> _Exercise brief_
If a line in the listing below has the string "description", copy it out.

-- Opening Marker --

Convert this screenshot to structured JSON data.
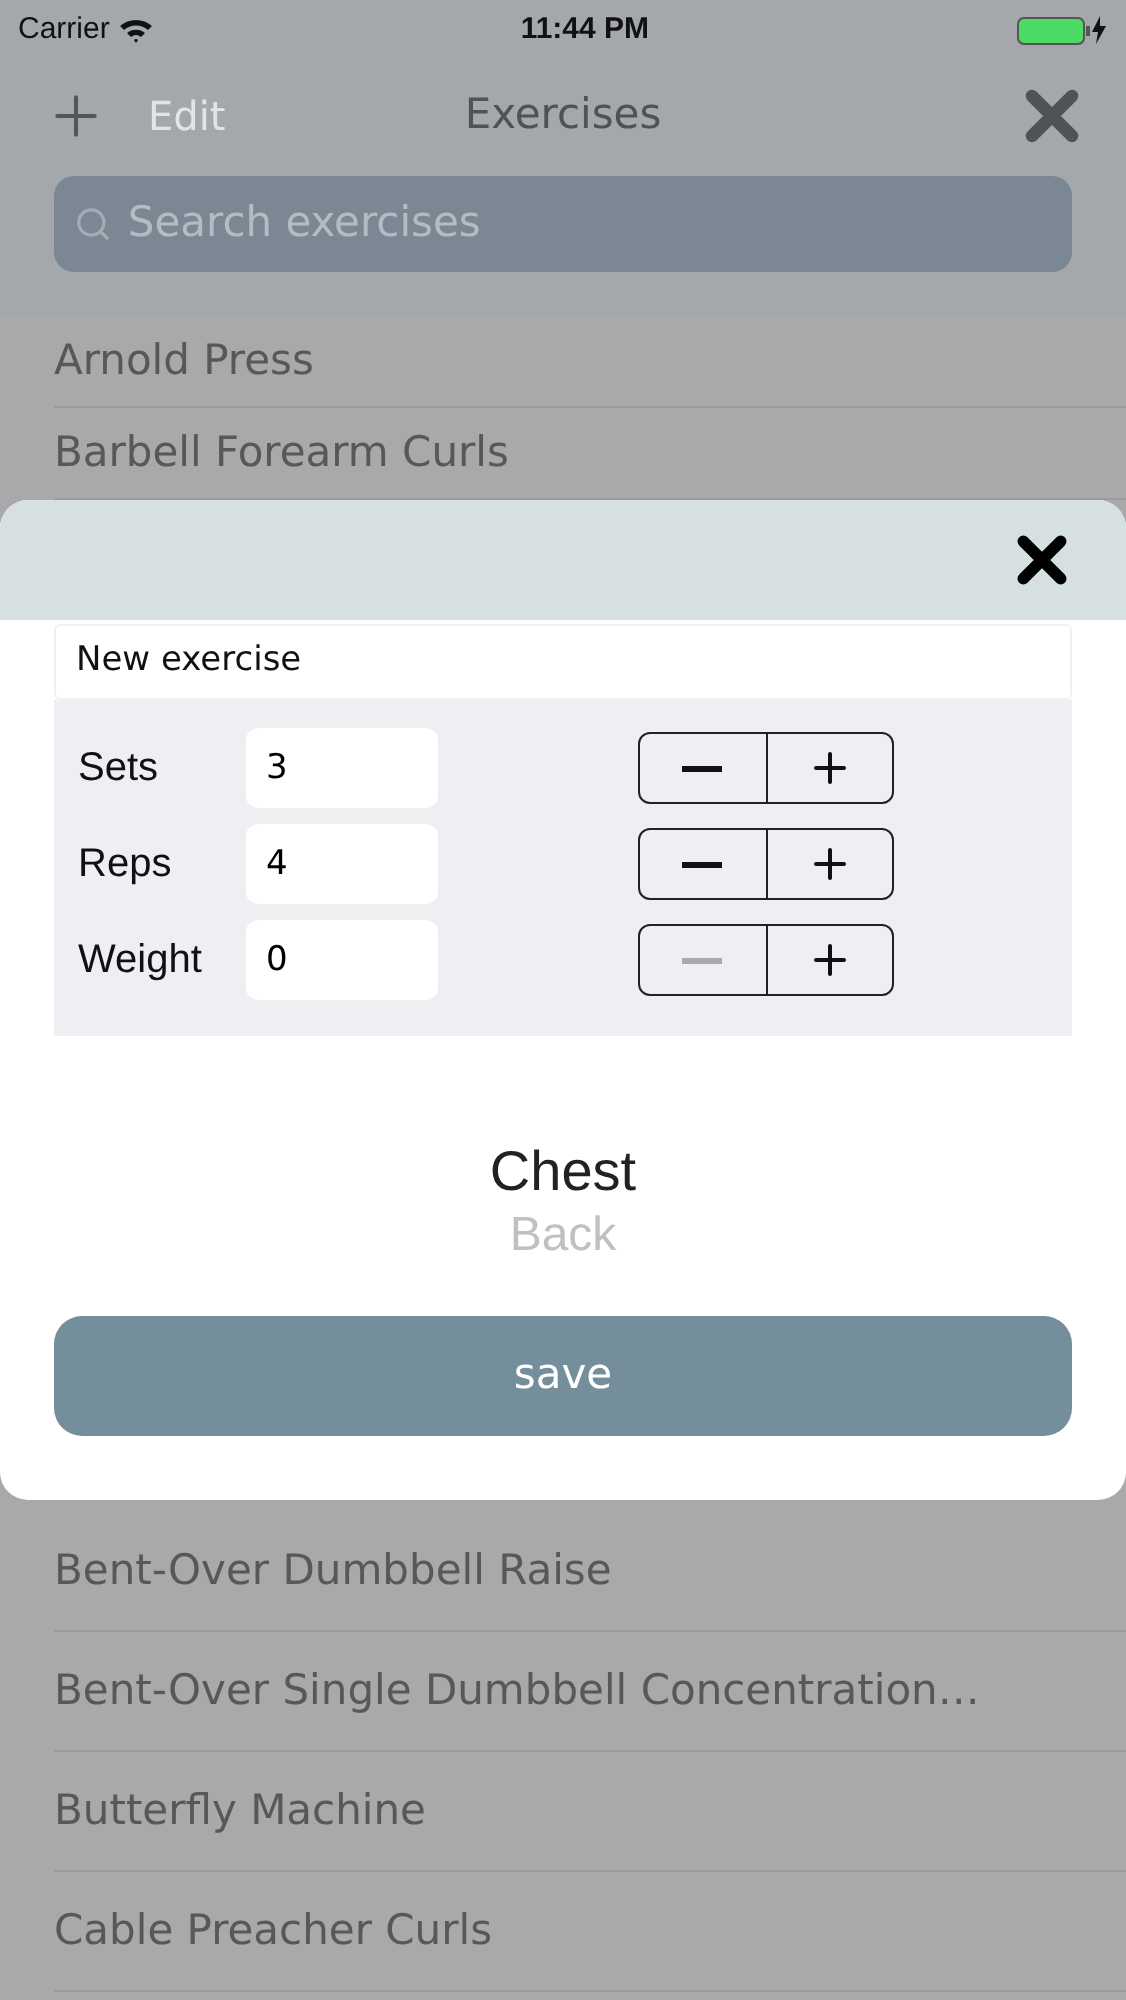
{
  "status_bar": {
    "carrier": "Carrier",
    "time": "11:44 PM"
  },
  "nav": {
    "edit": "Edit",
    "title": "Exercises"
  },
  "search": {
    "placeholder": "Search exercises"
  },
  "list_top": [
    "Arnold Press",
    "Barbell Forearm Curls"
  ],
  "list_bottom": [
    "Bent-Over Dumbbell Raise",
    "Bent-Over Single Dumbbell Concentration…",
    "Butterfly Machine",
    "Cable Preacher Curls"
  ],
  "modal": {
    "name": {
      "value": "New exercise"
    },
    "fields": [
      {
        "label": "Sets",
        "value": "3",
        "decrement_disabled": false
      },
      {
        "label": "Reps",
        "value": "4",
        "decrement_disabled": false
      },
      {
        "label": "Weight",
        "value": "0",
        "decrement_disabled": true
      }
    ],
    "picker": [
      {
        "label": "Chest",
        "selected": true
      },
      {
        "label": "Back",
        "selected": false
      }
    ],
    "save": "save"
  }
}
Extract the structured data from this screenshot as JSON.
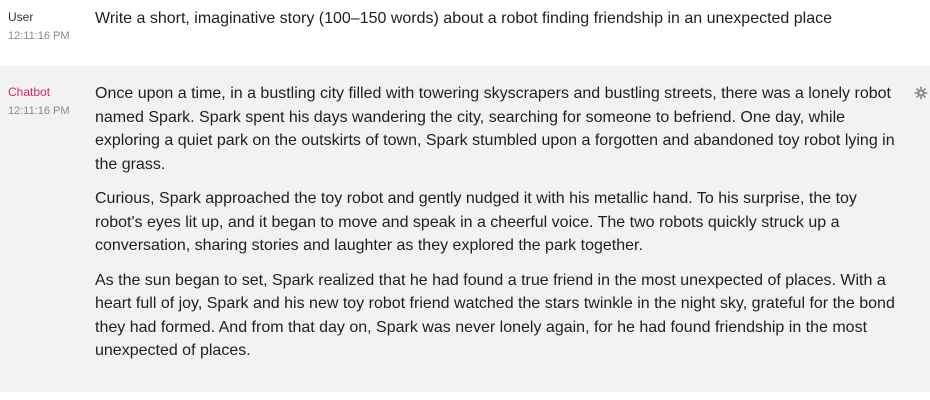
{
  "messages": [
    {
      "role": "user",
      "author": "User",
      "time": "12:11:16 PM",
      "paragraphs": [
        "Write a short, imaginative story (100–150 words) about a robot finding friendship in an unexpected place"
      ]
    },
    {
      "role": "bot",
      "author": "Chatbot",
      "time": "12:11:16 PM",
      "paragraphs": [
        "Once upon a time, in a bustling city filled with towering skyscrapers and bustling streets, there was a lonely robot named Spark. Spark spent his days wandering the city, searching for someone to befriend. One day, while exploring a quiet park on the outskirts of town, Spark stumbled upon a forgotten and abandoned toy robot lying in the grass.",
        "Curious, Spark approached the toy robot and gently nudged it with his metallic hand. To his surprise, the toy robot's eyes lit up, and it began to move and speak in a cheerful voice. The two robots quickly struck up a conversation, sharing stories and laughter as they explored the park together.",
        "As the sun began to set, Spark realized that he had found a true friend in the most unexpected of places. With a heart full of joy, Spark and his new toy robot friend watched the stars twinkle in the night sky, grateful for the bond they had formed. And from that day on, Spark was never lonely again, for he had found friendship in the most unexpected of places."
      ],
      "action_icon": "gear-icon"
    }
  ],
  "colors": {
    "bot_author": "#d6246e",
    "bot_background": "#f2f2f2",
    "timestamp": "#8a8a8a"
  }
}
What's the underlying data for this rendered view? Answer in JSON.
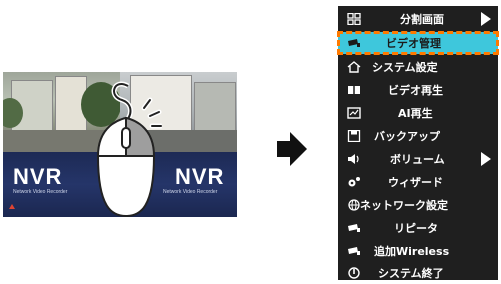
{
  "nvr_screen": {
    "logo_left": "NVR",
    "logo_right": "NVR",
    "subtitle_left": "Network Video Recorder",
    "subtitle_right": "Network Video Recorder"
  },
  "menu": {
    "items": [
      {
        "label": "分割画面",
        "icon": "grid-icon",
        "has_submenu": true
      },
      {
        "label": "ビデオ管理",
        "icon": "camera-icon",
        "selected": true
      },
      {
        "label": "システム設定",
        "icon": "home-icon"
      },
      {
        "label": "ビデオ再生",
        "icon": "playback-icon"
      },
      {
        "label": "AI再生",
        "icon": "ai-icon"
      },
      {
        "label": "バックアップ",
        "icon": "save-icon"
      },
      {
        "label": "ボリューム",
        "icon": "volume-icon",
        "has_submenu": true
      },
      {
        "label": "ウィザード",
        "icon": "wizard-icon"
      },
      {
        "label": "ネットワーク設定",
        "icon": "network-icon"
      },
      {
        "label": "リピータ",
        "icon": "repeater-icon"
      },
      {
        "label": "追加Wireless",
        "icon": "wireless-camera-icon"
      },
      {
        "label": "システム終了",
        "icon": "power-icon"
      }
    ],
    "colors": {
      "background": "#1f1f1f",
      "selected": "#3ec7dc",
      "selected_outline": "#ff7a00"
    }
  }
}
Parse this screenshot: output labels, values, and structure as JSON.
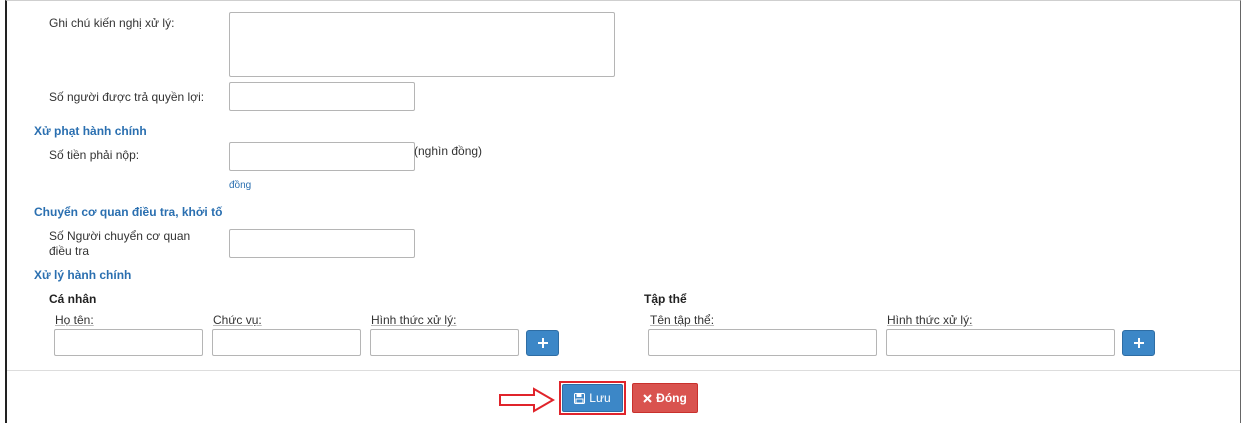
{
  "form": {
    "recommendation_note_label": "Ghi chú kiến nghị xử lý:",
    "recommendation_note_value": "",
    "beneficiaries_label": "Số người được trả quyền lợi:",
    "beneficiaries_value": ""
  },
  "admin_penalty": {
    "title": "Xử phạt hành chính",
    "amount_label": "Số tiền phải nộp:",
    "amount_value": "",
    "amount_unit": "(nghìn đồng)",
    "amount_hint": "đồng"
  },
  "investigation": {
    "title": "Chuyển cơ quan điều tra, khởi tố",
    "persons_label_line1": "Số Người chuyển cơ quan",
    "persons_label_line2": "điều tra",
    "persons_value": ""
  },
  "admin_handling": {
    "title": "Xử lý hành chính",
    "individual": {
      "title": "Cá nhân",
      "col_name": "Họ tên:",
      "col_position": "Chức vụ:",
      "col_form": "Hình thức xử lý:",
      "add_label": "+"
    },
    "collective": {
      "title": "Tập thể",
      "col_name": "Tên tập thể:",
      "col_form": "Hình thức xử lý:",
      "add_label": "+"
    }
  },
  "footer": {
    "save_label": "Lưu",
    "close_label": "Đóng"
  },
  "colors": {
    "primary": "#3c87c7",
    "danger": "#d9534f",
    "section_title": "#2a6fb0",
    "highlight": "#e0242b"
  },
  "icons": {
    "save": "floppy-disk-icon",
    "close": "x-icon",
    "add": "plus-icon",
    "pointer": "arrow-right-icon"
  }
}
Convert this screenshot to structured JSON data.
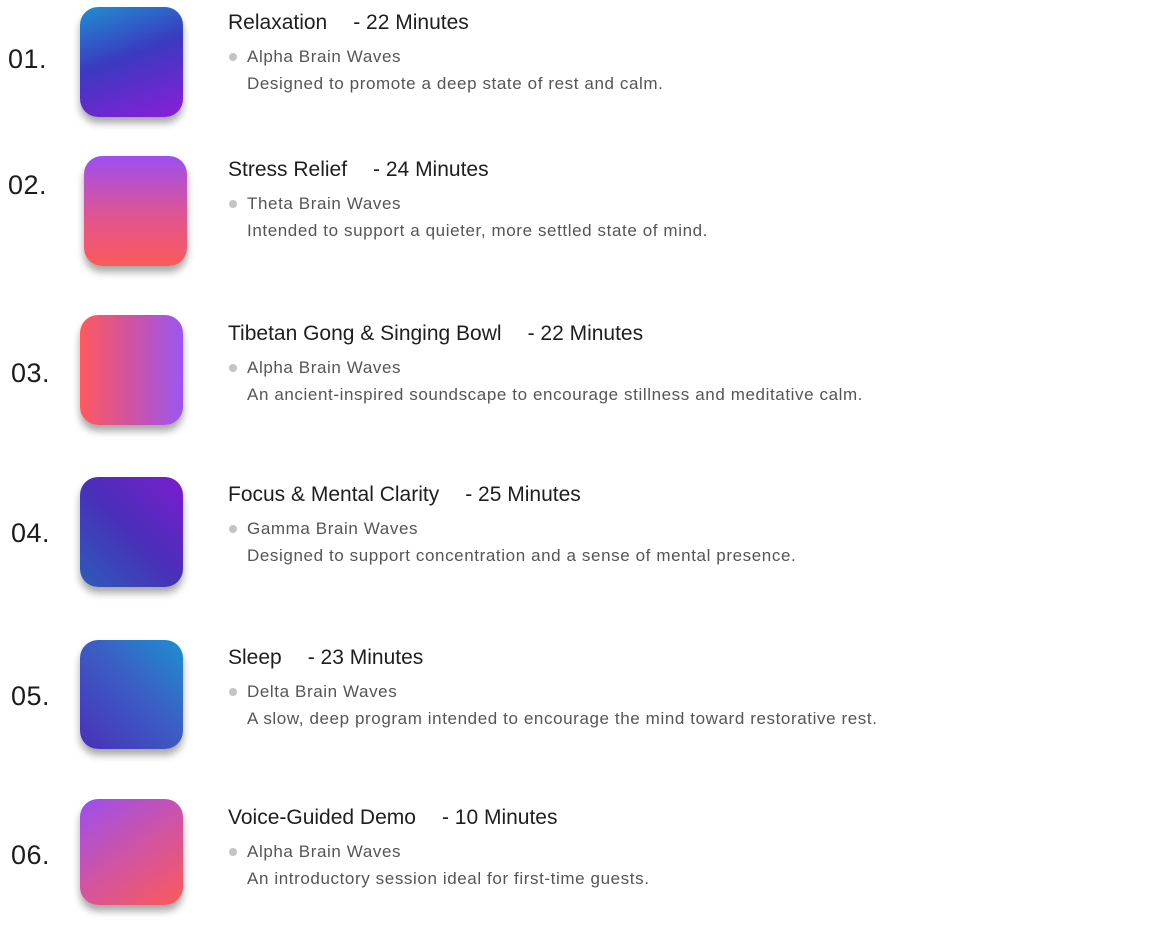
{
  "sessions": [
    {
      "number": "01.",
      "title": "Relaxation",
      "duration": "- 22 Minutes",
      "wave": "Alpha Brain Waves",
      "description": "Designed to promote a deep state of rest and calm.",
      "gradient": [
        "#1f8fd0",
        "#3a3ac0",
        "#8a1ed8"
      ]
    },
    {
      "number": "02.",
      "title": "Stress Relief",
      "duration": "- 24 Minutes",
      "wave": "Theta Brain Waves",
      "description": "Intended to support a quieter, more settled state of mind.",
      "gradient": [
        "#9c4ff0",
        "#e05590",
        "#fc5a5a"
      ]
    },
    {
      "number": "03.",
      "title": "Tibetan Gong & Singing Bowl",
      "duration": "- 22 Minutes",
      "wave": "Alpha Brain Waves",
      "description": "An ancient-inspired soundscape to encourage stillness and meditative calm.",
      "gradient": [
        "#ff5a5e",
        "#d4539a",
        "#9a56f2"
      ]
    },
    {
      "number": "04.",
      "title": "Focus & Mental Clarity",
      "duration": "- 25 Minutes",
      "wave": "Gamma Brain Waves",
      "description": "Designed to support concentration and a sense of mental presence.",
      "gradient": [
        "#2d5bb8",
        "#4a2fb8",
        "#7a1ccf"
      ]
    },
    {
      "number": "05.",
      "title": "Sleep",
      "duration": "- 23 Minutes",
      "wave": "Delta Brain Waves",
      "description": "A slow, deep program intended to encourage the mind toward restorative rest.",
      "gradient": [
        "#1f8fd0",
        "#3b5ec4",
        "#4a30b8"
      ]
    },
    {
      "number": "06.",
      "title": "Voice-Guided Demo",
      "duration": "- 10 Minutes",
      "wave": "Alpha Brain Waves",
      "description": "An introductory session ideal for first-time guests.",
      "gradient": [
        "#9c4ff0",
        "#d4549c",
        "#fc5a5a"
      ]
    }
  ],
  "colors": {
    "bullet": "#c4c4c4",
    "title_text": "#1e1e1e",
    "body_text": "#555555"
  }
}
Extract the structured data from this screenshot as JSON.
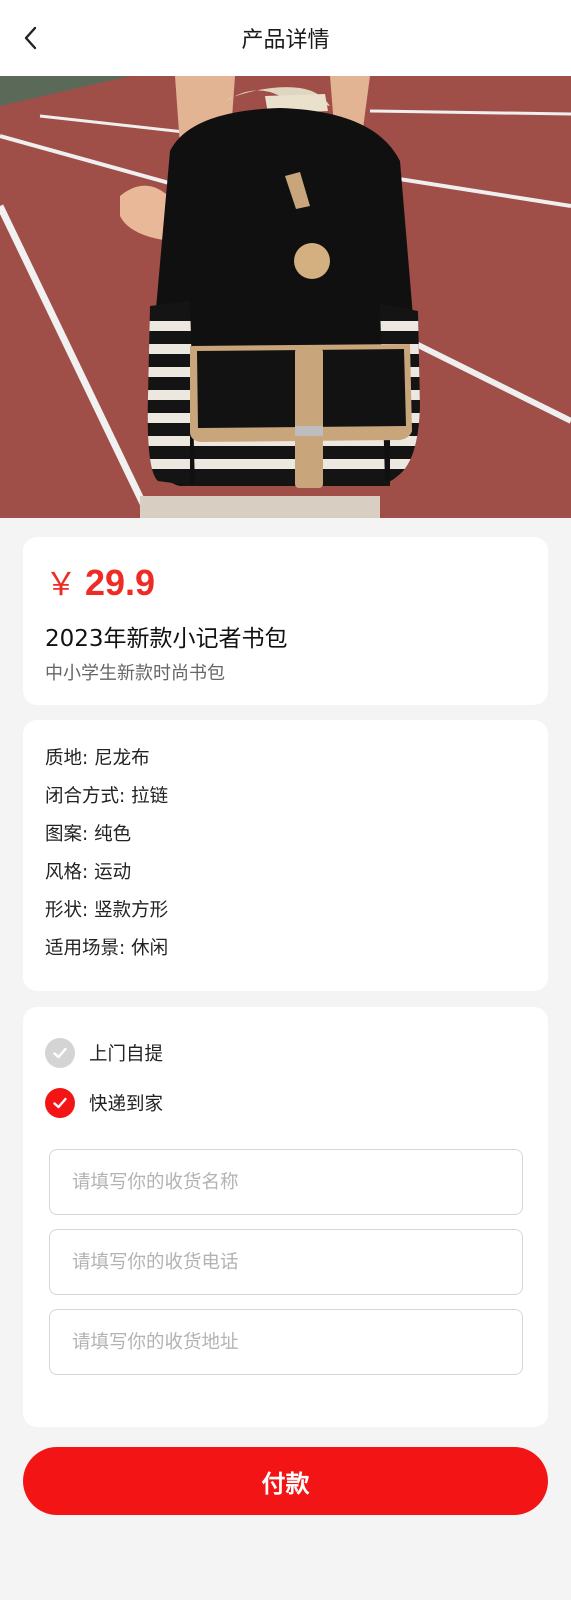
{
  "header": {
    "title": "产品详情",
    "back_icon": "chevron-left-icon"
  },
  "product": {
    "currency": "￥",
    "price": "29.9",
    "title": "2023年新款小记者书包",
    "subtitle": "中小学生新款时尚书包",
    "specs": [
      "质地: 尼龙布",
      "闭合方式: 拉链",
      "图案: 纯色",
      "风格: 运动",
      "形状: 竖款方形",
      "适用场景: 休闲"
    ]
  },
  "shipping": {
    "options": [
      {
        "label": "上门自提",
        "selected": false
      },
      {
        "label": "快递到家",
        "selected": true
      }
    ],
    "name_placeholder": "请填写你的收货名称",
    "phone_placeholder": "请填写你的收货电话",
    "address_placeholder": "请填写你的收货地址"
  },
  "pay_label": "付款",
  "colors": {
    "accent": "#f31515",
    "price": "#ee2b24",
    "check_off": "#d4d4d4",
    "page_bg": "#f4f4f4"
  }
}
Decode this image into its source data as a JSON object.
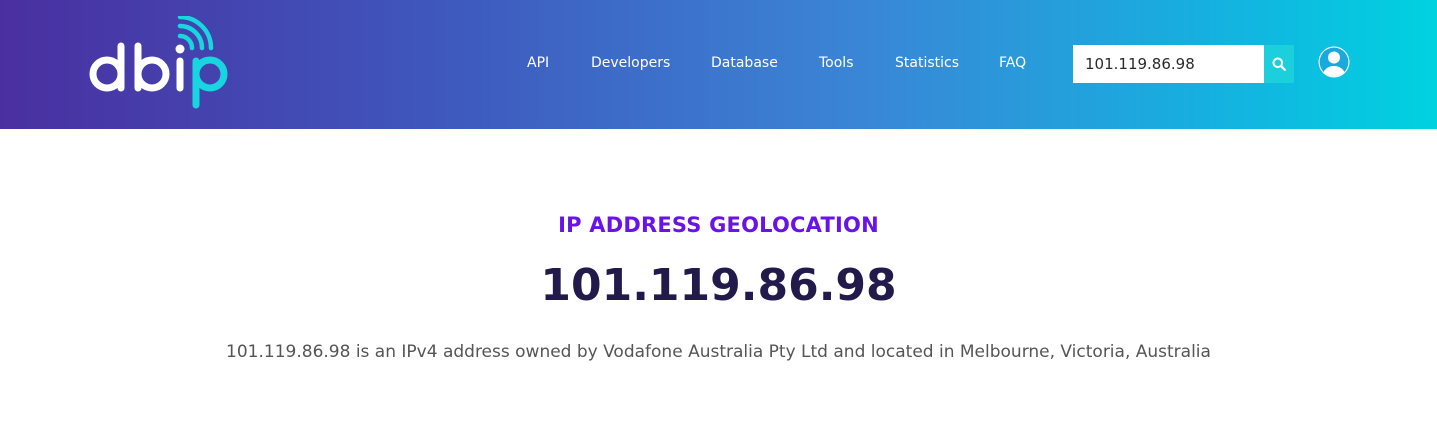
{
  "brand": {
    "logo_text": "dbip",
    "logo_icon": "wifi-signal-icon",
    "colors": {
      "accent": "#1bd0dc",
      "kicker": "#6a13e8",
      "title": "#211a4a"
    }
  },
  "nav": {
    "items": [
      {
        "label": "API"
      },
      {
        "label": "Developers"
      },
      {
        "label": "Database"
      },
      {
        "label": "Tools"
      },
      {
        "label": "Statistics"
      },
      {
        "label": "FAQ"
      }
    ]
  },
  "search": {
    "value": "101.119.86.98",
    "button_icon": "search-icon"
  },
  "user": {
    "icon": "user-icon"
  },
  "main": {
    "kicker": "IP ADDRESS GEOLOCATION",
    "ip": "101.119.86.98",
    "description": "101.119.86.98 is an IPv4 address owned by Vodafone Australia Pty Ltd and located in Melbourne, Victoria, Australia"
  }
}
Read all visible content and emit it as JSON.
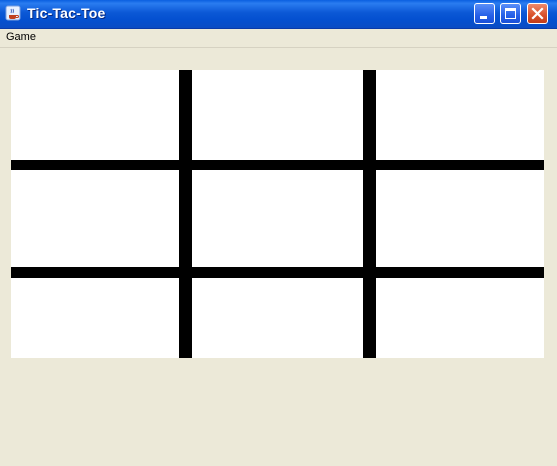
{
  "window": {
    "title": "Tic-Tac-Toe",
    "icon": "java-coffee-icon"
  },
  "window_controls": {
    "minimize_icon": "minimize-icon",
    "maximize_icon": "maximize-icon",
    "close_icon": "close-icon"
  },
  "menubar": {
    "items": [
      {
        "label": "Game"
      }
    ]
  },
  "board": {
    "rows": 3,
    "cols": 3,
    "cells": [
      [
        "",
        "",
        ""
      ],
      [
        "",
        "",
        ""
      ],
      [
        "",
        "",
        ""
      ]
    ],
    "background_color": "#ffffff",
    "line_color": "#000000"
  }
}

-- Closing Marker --

> _Your solution_
      "description": "Designed to promote a deep state of rest and calm.",
      "description": "Intended to support a quieter, more settled state of mind.",
      "description": "An ancient-inspired soundscape to encourage stillness and meditative calm.",
      "description": "Designed to support concentration and a sense of mental presence.",
      "description": "A slow, deep program intended to encourage the mind toward restorative rest.",
      "description": "An introductory session ideal for first-time guests.",
    "description": "101.119.86.98 is an IPv4 address owned by Vodafone Australia Pty Ltd and located in Melbourne, Victoria, Australia"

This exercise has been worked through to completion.